Lisbon Republican Rep. Sebastian Ertelt, who's Catholic, also sat in the back during the prayer. He said Zed wasn't "praying to the same God that I pray to."

Another two GOP lawmakers who stood in the back of the chamber, Dickinson Rep. Luke Simons and Kathryn Rep. Daniel Johnston, said they didn't have a problem with Zed giving the prayer.

"I'm not Hindu, so out of respect I just stood to the back," Simons said, a comment Johnston echoed.

House Majority Leader Chet Pollert, R-Carrington, said he wished the lawmakers wouldn't have abstained from the prayer "out of respect for the gentleman."

Zed didn't immediately return an email seeking comment Tuesday afternoon.

Zed gave what was thought to be the first Hindu prayer to open a North Dakota legislative floor session in history when he appeared before the Senate Monday. A Bismarck Hindu woman said Tuesday she had given the prayer in recent years, though the 2015 legislative journal listed her under a Unitarian Universalist congregation.

Reading in English and Sanskrit, Zed told legislators to work "with the welfare of others always in mind."

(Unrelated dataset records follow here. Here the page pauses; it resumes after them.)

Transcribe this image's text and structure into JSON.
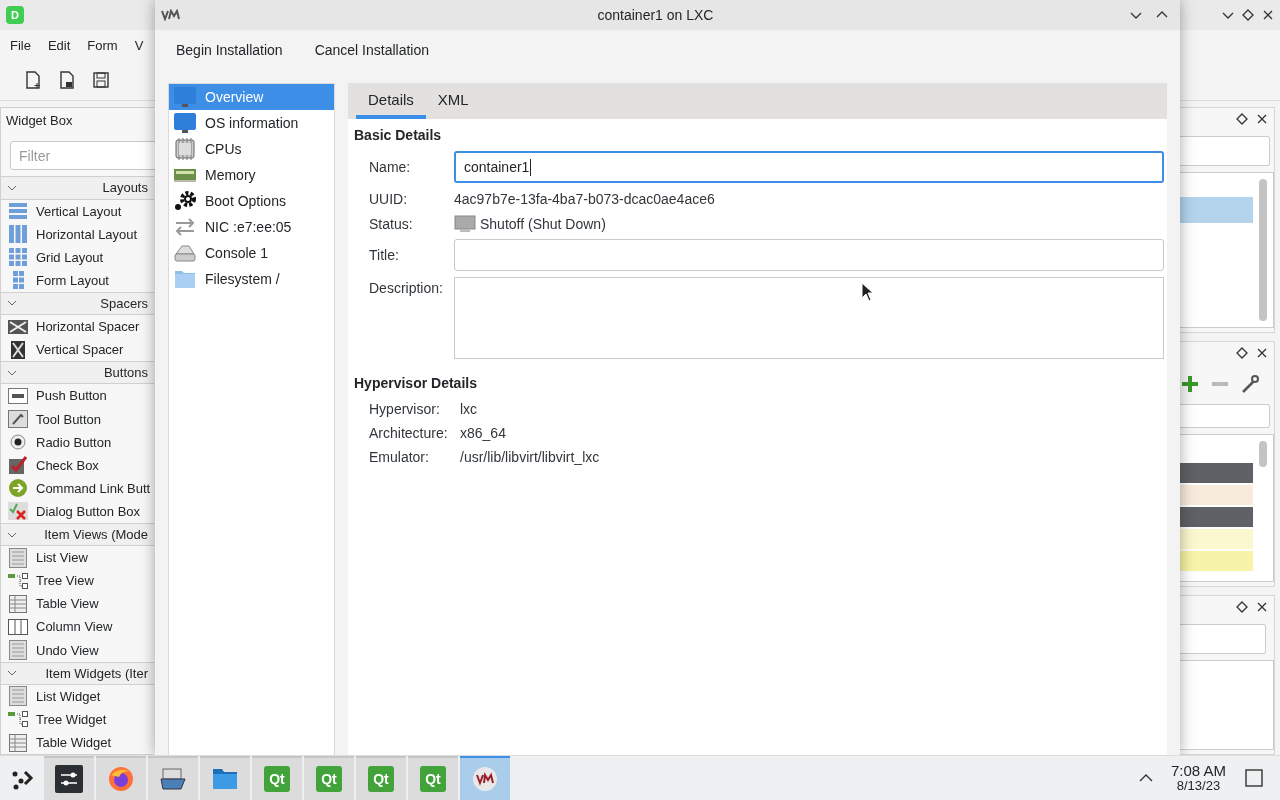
{
  "designer": {
    "logo": "D",
    "menu": [
      "File",
      "Edit",
      "Form",
      "V"
    ],
    "widget_box": {
      "title": "Widget Box",
      "filter_placeholder": "Filter",
      "groups": [
        {
          "title": "Layouts",
          "expanded": true,
          "items": [
            {
              "label": "Vertical Layout",
              "kind": "vlayout"
            },
            {
              "label": "Horizontal Layout",
              "kind": "hlayout"
            },
            {
              "label": "Grid Layout",
              "kind": "grid"
            },
            {
              "label": "Form Layout",
              "kind": "form"
            }
          ]
        },
        {
          "title": "Spacers",
          "expanded": true,
          "items": [
            {
              "label": "Horizontal Spacer",
              "kind": "hspacer"
            },
            {
              "label": "Vertical Spacer",
              "kind": "vspacer"
            }
          ]
        },
        {
          "title": "Buttons",
          "expanded": true,
          "items": [
            {
              "label": "Push Button",
              "kind": "push"
            },
            {
              "label": "Tool Button",
              "kind": "tool"
            },
            {
              "label": "Radio Button",
              "kind": "radio"
            },
            {
              "label": "Check Box",
              "kind": "check"
            },
            {
              "label": "Command Link Butt",
              "kind": "cmdlink"
            },
            {
              "label": "Dialog Button Box",
              "kind": "dialogbtn"
            }
          ]
        },
        {
          "title": "Item Views (Mode",
          "expanded": true,
          "items": [
            {
              "label": "List View",
              "kind": "list"
            },
            {
              "label": "Tree View",
              "kind": "tree"
            },
            {
              "label": "Table View",
              "kind": "table"
            },
            {
              "label": "Column View",
              "kind": "column"
            },
            {
              "label": "Undo View",
              "kind": "list"
            }
          ]
        },
        {
          "title": "Item Widgets (Iter",
          "expanded": true,
          "items": [
            {
              "label": "List Widget",
              "kind": "list"
            },
            {
              "label": "Tree Widget",
              "kind": "tree"
            },
            {
              "label": "Table Widget",
              "kind": "table"
            }
          ]
        }
      ]
    },
    "swatches": [
      {
        "color": "#5f6166"
      },
      {
        "color": "#f8ebdc"
      },
      {
        "color": "#5f6166"
      },
      {
        "color": "#fbf8cf"
      },
      {
        "color": "#f7f3a8"
      }
    ]
  },
  "dialog": {
    "title": "container1 on LXC",
    "actions": [
      "Begin Installation",
      "Cancel Installation"
    ],
    "nav": [
      {
        "label": "Overview",
        "kind": "monitor",
        "selected": true
      },
      {
        "label": "OS information",
        "kind": "monitor",
        "selected": false
      },
      {
        "label": "CPUs",
        "kind": "cpu",
        "selected": false
      },
      {
        "label": "Memory",
        "kind": "memory",
        "selected": false
      },
      {
        "label": "Boot Options",
        "kind": "gears",
        "selected": false
      },
      {
        "label": "NIC :e7:ee:05",
        "kind": "nic",
        "selected": false
      },
      {
        "label": "Console 1",
        "kind": "console",
        "selected": false
      },
      {
        "label": "Filesystem /",
        "kind": "folder",
        "selected": false
      }
    ],
    "tabs": [
      {
        "label": "Details",
        "selected": true
      },
      {
        "label": "XML",
        "selected": false
      }
    ],
    "basic": {
      "heading": "Basic Details",
      "fields": [
        {
          "label": "Name:",
          "kind": "input",
          "value": "container1",
          "focused": true
        },
        {
          "label": "UUID:",
          "kind": "text",
          "value": "4ac97b7e-13fa-4ba7-b073-dcac0ae4ace6"
        },
        {
          "label": "Status:",
          "kind": "status",
          "value": "Shutoff (Shut Down)"
        },
        {
          "label": "Title:",
          "kind": "input",
          "focused": false
        },
        {
          "label": "Description:",
          "kind": "textarea"
        }
      ]
    },
    "hypervisor": {
      "heading": "Hypervisor Details",
      "fields": [
        {
          "label": "Hypervisor:",
          "value": "lxc"
        },
        {
          "label": "Architecture:",
          "value": "x86_64"
        },
        {
          "label": "Emulator:",
          "value": "/usr/lib/libvirt/libvirt_lxc"
        }
      ]
    }
  },
  "taskbar": {
    "apps": [
      {
        "kind": "settings",
        "selected": false
      },
      {
        "kind": "firefox",
        "selected": false
      },
      {
        "kind": "scanner",
        "selected": false
      },
      {
        "kind": "files",
        "selected": false
      },
      {
        "kind": "qt",
        "label": "Qt",
        "selected": false
      },
      {
        "kind": "qt",
        "label": "Qt",
        "selected": false
      },
      {
        "kind": "qt",
        "label": "Qt",
        "selected": false
      },
      {
        "kind": "qt",
        "label": "Qt",
        "selected": false
      },
      {
        "kind": "vm",
        "selected": true
      }
    ],
    "time": "7:08 AM",
    "date": "8/13/23"
  }
}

Zed was the first Hindu to conduct the opening prayer in the U.S. Senate in 2007, which was interrupted by Christian protesters, according to The Associated Press. He said he has given the prayer in more than a dozen state Legislatures and requested to come to North Dakota.

Though Hinduism is the world's third-largest religion, there were only about 340 Hindus in North Dakota as of 2014, according to the Pew Research Center.

In 2015, the House canceled the opening prayer by a Muslim on Ash Wednesday. He ended up giving the invocation in the Senate instead.